Peter Seebach

Comment

---

Angry is a kind of stupid

(Personal)

2012-06-28 14:21
Comment [1]

Look, I’m not disputing that there are times when it is justifiable to be angry. I’m just saying… Angry people are dumb. Consistently. Being angry makes you think less clearly. Anger makes people unwilling to question, and unwilling to consider that they might be wrong; instead, they treat any suggestion that they are mistaken or confused as a personal insult. The angrier you get, the less competent you get.

Consider the protestors, outraged at China’s human rights record, protesting the Beijing Olympics. One sign slogan: “Would you have let Hitler’s Germany host the Olympics?” Well, you know, that’s a thing you can look up; the answer was yes. (Munich, 1936.)

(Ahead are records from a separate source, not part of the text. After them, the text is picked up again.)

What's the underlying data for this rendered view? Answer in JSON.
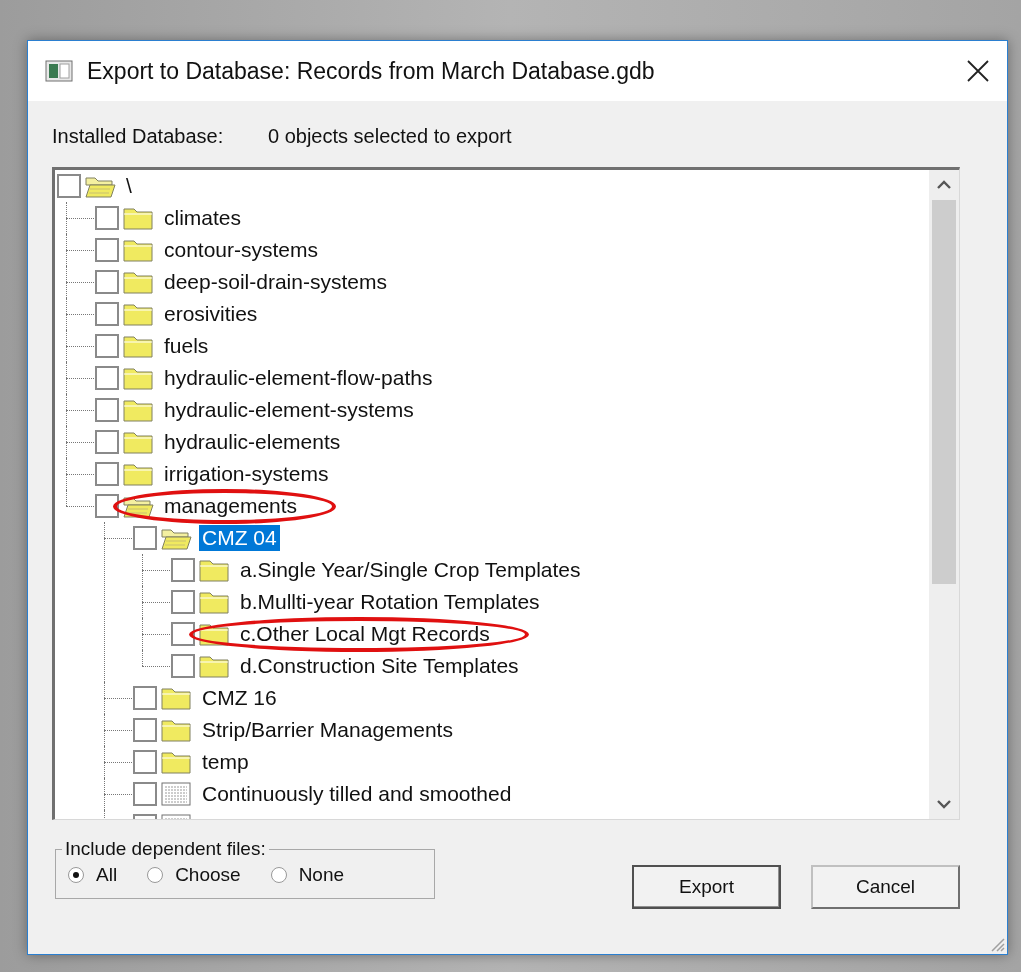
{
  "window": {
    "title": "Export to Database: Records from March Database.gdb"
  },
  "header": {
    "label": "Installed Database:",
    "status": "0 objects selected to export"
  },
  "tree": [
    {
      "label": "\\",
      "kind": "folder",
      "checked": false,
      "selected": false,
      "expanded": true,
      "circled": false,
      "children": [
        {
          "label": "climates",
          "kind": "folder",
          "checked": false,
          "selected": false,
          "expanded": false,
          "circled": false
        },
        {
          "label": "contour-systems",
          "kind": "folder",
          "checked": false,
          "selected": false,
          "expanded": false,
          "circled": false
        },
        {
          "label": "deep-soil-drain-systems",
          "kind": "folder",
          "checked": false,
          "selected": false,
          "expanded": false,
          "circled": false
        },
        {
          "label": "erosivities",
          "kind": "folder",
          "checked": false,
          "selected": false,
          "expanded": false,
          "circled": false
        },
        {
          "label": "fuels",
          "kind": "folder",
          "checked": false,
          "selected": false,
          "expanded": false,
          "circled": false
        },
        {
          "label": "hydraulic-element-flow-paths",
          "kind": "folder",
          "checked": false,
          "selected": false,
          "expanded": false,
          "circled": false
        },
        {
          "label": "hydraulic-element-systems",
          "kind": "folder",
          "checked": false,
          "selected": false,
          "expanded": false,
          "circled": false
        },
        {
          "label": "hydraulic-elements",
          "kind": "folder",
          "checked": false,
          "selected": false,
          "expanded": false,
          "circled": false
        },
        {
          "label": "irrigation-systems",
          "kind": "folder",
          "checked": false,
          "selected": false,
          "expanded": false,
          "circled": false
        },
        {
          "label": "managements",
          "kind": "folder",
          "checked": false,
          "selected": false,
          "expanded": true,
          "circled": true,
          "children": [
            {
              "label": "CMZ 04",
              "kind": "folder",
              "checked": false,
              "selected": true,
              "expanded": true,
              "circled": false,
              "children": [
                {
                  "label": "a.Single Year/Single Crop Templates",
                  "kind": "folder",
                  "checked": false,
                  "selected": false,
                  "expanded": false,
                  "circled": false
                },
                {
                  "label": "b.Mullti-year Rotation Templates",
                  "kind": "folder",
                  "checked": false,
                  "selected": false,
                  "expanded": false,
                  "circled": false
                },
                {
                  "label": "c.Other Local Mgt Records",
                  "kind": "folder",
                  "checked": false,
                  "selected": false,
                  "expanded": false,
                  "circled": true
                },
                {
                  "label": "d.Construction Site Templates",
                  "kind": "folder",
                  "checked": false,
                  "selected": false,
                  "expanded": false,
                  "circled": false
                }
              ]
            },
            {
              "label": "CMZ 16",
              "kind": "folder",
              "checked": false,
              "selected": false,
              "expanded": false,
              "circled": false
            },
            {
              "label": "Strip/Barrier Managements",
              "kind": "folder",
              "checked": false,
              "selected": false,
              "expanded": false,
              "circled": false
            },
            {
              "label": "temp",
              "kind": "folder",
              "checked": false,
              "selected": false,
              "expanded": false,
              "circled": false
            },
            {
              "label": "Continuously tilled and smoothed",
              "kind": "record",
              "checked": false,
              "selected": false,
              "circled": false
            },
            {
              "kind": "record",
              "selected": false,
              "circled": false
            }
          ]
        }
      ]
    }
  ],
  "dependent_files": {
    "legend": "Include dependent files:",
    "options": [
      {
        "label": "All",
        "selected": true
      },
      {
        "label": "Choose",
        "selected": false
      },
      {
        "label": "None",
        "selected": false
      }
    ]
  },
  "buttons": [
    {
      "label": "Export",
      "default": true
    },
    {
      "label": "Cancel",
      "default": false
    }
  ]
}
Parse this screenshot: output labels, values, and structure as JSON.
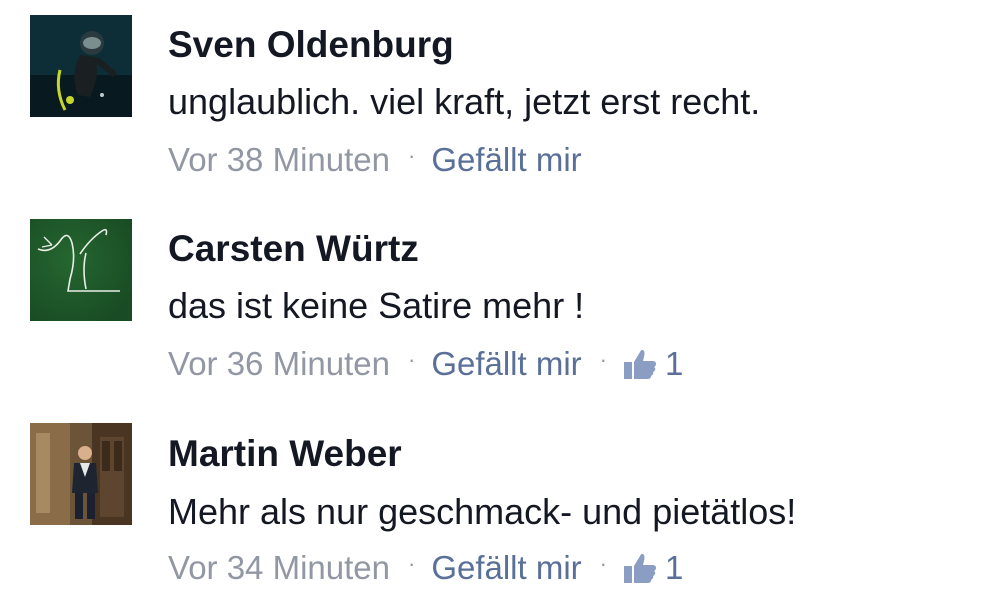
{
  "comments": [
    {
      "author": "Sven Oldenburg",
      "text": "unglaublich. viel kraft, jetzt erst recht.",
      "time": "Vor 38 Minuten",
      "like_label": "Gefällt mir",
      "likes": null,
      "avatar_icon": "scuba-diver-photo"
    },
    {
      "author": "Carsten Würtz",
      "text": "das ist keine Satire mehr !",
      "time": "Vor 36 Minuten",
      "like_label": "Gefällt mir",
      "likes": "1",
      "avatar_icon": "chalk-drawing-figure-photo"
    },
    {
      "author": "Martin Weber",
      "text": "Mehr als nur geschmack- und pietätlos!",
      "time": "Vor 34 Minuten",
      "like_label": "Gefällt mir",
      "likes": "1",
      "avatar_icon": "man-standing-doorway-photo"
    }
  ],
  "separator": "·",
  "colors": {
    "name": "#141823",
    "text": "#141823",
    "meta_gray": "#9197a3",
    "link_blue": "#5b7099",
    "thumb": "#8b9dc3"
  }
}
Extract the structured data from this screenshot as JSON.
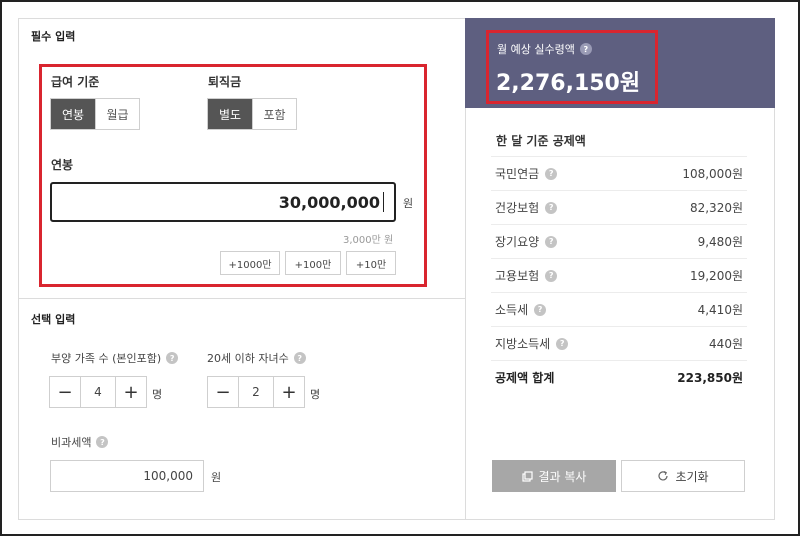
{
  "required": {
    "title": "필수 입력",
    "pay_basis": {
      "label": "급여 기준",
      "options": [
        "연봉",
        "월급"
      ],
      "selected": "연봉"
    },
    "severance": {
      "label": "퇴직금",
      "options": [
        "별도",
        "포함"
      ],
      "selected": "별도"
    },
    "salary": {
      "label": "연봉",
      "value": "30,000,000",
      "unit": "원",
      "hint": "3,000만 원",
      "add_buttons": [
        "+1000만",
        "+100만",
        "+10만"
      ]
    }
  },
  "optional": {
    "title": "선택 입력",
    "dependents": {
      "label": "부양 가족 수 (본인포함)",
      "value": "4",
      "unit": "명"
    },
    "children": {
      "label": "20세 이하 자녀수",
      "value": "2",
      "unit": "명"
    },
    "non_taxable": {
      "label": "비과세액",
      "value": "100,000",
      "unit": "원"
    }
  },
  "result": {
    "label": "월 예상 실수령액",
    "value": "2,276,150원",
    "deduction_title": "한 달 기준 공제액",
    "deductions": [
      {
        "name": "국민연금",
        "amount": "108,000원"
      },
      {
        "name": "건강보험",
        "amount": "82,320원"
      },
      {
        "name": "장기요양",
        "amount": "9,480원"
      },
      {
        "name": "고용보험",
        "amount": "19,200원"
      },
      {
        "name": "소득세",
        "amount": "4,410원"
      },
      {
        "name": "지방소득세",
        "amount": "440원"
      }
    ],
    "total": {
      "name": "공제액 합계",
      "amount": "223,850원"
    },
    "copy_button": "결과 복사",
    "reset_button": "초기화"
  },
  "colors": {
    "header_bg": "#5e5f80",
    "highlight_border": "#d9252f",
    "active_toggle": "#555555"
  },
  "icons": {
    "help": "question-circle-icon",
    "copy": "copy-icon",
    "reset": "refresh-icon"
  }
}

Today, the Supreme Court ruled on a controversial health-care law, and upheld it, at least for now and in part. Response? Outraged opponents declare that they refuse to live in a country with socialized medicine, and are moving to Canada.

Or you could look at the hilarity of Ranaan Katz suing Google, a process which started when the ludicrously wealthy Katz decided that the best way to prevent people from viewing a picture of him he found unflattering was to sue a blogger about it. A poor blogger. So when she got pro bono representation, his lawyers threatened to sue them should they represent her. (Note: Normally you are not allowed to sue lawyers for representing their clients.)

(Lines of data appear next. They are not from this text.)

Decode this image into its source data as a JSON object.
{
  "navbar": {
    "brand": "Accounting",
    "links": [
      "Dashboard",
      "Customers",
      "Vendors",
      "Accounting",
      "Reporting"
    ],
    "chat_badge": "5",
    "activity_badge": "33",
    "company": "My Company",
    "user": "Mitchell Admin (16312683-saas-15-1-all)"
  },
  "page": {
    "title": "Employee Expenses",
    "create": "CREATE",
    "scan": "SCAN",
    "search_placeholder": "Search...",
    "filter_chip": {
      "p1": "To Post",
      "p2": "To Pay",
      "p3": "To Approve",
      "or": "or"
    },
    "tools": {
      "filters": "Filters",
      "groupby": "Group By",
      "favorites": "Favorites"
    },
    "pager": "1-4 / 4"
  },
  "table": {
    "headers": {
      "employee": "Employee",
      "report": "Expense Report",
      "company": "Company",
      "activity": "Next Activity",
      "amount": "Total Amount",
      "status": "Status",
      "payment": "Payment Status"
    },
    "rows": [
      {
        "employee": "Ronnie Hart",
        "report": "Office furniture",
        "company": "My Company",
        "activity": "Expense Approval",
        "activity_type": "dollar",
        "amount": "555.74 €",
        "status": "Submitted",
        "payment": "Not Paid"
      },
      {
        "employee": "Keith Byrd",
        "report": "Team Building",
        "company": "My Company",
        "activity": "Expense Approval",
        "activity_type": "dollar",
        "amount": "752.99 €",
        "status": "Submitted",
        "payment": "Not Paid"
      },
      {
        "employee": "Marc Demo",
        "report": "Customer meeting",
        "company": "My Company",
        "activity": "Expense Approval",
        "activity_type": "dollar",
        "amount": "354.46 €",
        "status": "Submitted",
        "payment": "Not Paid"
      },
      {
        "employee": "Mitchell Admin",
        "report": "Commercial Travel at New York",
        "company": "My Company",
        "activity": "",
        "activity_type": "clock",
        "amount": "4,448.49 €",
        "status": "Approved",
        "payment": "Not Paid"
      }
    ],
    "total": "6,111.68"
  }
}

Or basically anything, anywhere, relating to Charles Carreon, who has managed to obtain substantial Internet fame for threatening to sue not only a blogger he’s mad at, but charities that blogger is donating money to. Yes, really.

What all these things have in common is this: Someone is angry, and being angry they start attacking a thing which seems to them to be somehow incorrect or at fault, and then they can’t stop. They can’t say “hang on, this really is sort of silly”. They can’t say “okay, that was out of hand; I have legitimate gripes but I can’t justify that last statement.” They just have to run with it, and keep running.

So, the thing is. When you start finding that lots of people are attacking you or making fun of you? Stop and check whether you might actually be angry and making bad decisions. Or, alternatively, start a blog and post in lots of detail so the people who wonder what you’re thinking can find out. If you are okay with being a week’s Internet lulz, go for it.

Peter Seebach

Comment [1]

---

« Older Newer »